Repeat each entry exactly; omit all pictures.

## Input data
+++

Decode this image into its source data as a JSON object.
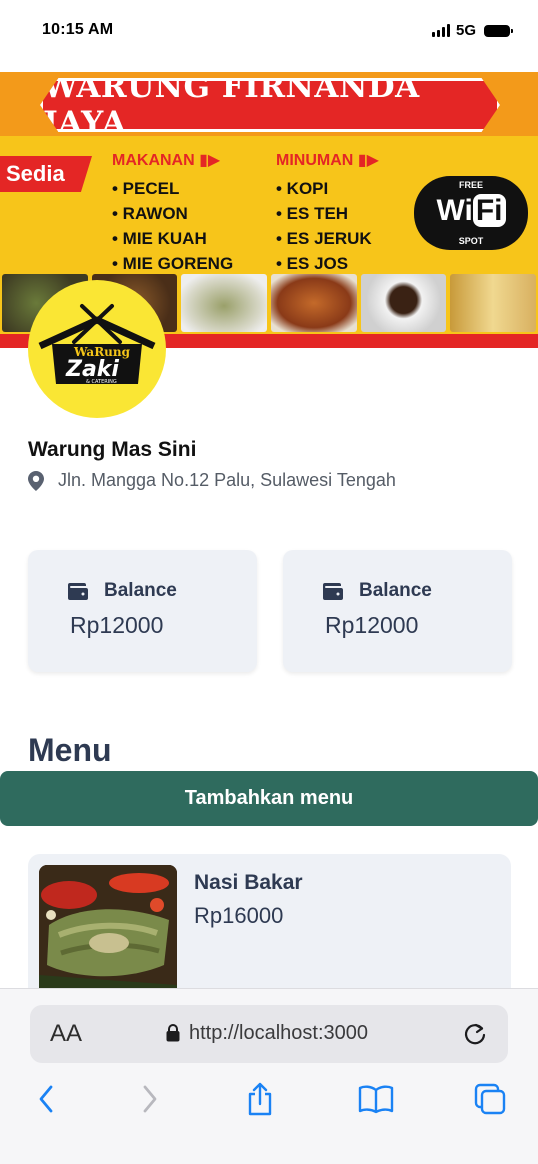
{
  "status_bar": {
    "time": "10:15 AM",
    "network": "5G"
  },
  "banner": {
    "title": "WARUNG FIRNANDA JAYA",
    "tag": "Sedia",
    "food_heading": "MAKANAN",
    "food_items": [
      "• PECEL",
      "• RAWON",
      "• MIE KUAH",
      "• MIE GORENG"
    ],
    "drink_heading": "MINUMAN",
    "drink_items": [
      "• KOPI",
      "• ES TEH",
      "• ES JERUK",
      "• ES JOS"
    ],
    "wifi_top": "FREE",
    "wifi_main_a": "Wi",
    "wifi_main_b": "Fi",
    "wifi_bottom": "SPOT"
  },
  "logo": {
    "line1": "WaRung",
    "line2": "Zaki",
    "line3": "& CATERING"
  },
  "place": {
    "name": "Warung Mas Sini",
    "address": "Jln. Mangga No.12 Palu, Sulawesi Tengah",
    "icon": "map-pin-icon"
  },
  "balances": [
    {
      "label": "Balance",
      "value": "Rp12000",
      "icon": "wallet-icon"
    },
    {
      "label": "Balance",
      "value": "Rp12000",
      "icon": "wallet-icon"
    }
  ],
  "menu": {
    "heading": "Menu",
    "add_button": "Tambahkan menu",
    "items": [
      {
        "name": "Nasi Bakar",
        "price": "Rp16000"
      }
    ]
  },
  "browser": {
    "aa_label": "AA",
    "url": "http://localhost:3000"
  },
  "colors": {
    "accent_green": "#2f6b5e",
    "card_bg": "#eef1f6",
    "text_dark": "#2e3a52",
    "banner_yellow": "#f7c51a",
    "banner_red": "#e42625",
    "logo_yellow": "#fae634",
    "ios_blue": "#1a82f4"
  }
}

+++

## Answer space
Decode this image into its source data as a JSON object.
{
  "status_bar": {
    "time": "10:15 AM",
    "network": "5G"
  },
  "banner": {
    "title": "WARUNG FIRNANDA JAYA",
    "tag": "Sedia",
    "food_heading": "MAKANAN",
    "food_items": [
      "• PECEL",
      "• RAWON",
      "• MIE KUAH",
      "• MIE GORENG"
    ],
    "drink_heading": "MINUMAN",
    "drink_items": [
      "• KOPI",
      "• ES TEH",
      "• ES JERUK",
      "• ES JOS"
    ],
    "wifi_top": "FREE",
    "wifi_main_a": "Wi",
    "wifi_main_b": "Fi",
    "wifi_bottom": "SPOT"
  },
  "logo": {
    "line1": "WaRung",
    "line2": "Zaki",
    "line3": "& CATERING"
  },
  "place": {
    "name": "Warung Mas Sini",
    "address": "Jln. Mangga No.12 Palu, Sulawesi Tengah",
    "icon": "map-pin-icon"
  },
  "balances": [
    {
      "label": "Balance",
      "value": "Rp12000",
      "icon": "wallet-icon"
    },
    {
      "label": "Balance",
      "value": "Rp12000",
      "icon": "wallet-icon"
    }
  ],
  "menu": {
    "heading": "Menu",
    "add_button": "Tambahkan menu",
    "items": [
      {
        "name": "Nasi Bakar",
        "price": "Rp16000"
      }
    ]
  },
  "browser": {
    "aa_label": "AA",
    "url": "http://localhost:3000"
  },
  "colors": {
    "accent_green": "#2f6b5e",
    "card_bg": "#eef1f6",
    "text_dark": "#2e3a52",
    "banner_yellow": "#f7c51a",
    "banner_red": "#e42625",
    "logo_yellow": "#fae634",
    "ios_blue": "#1a82f4"
  }
}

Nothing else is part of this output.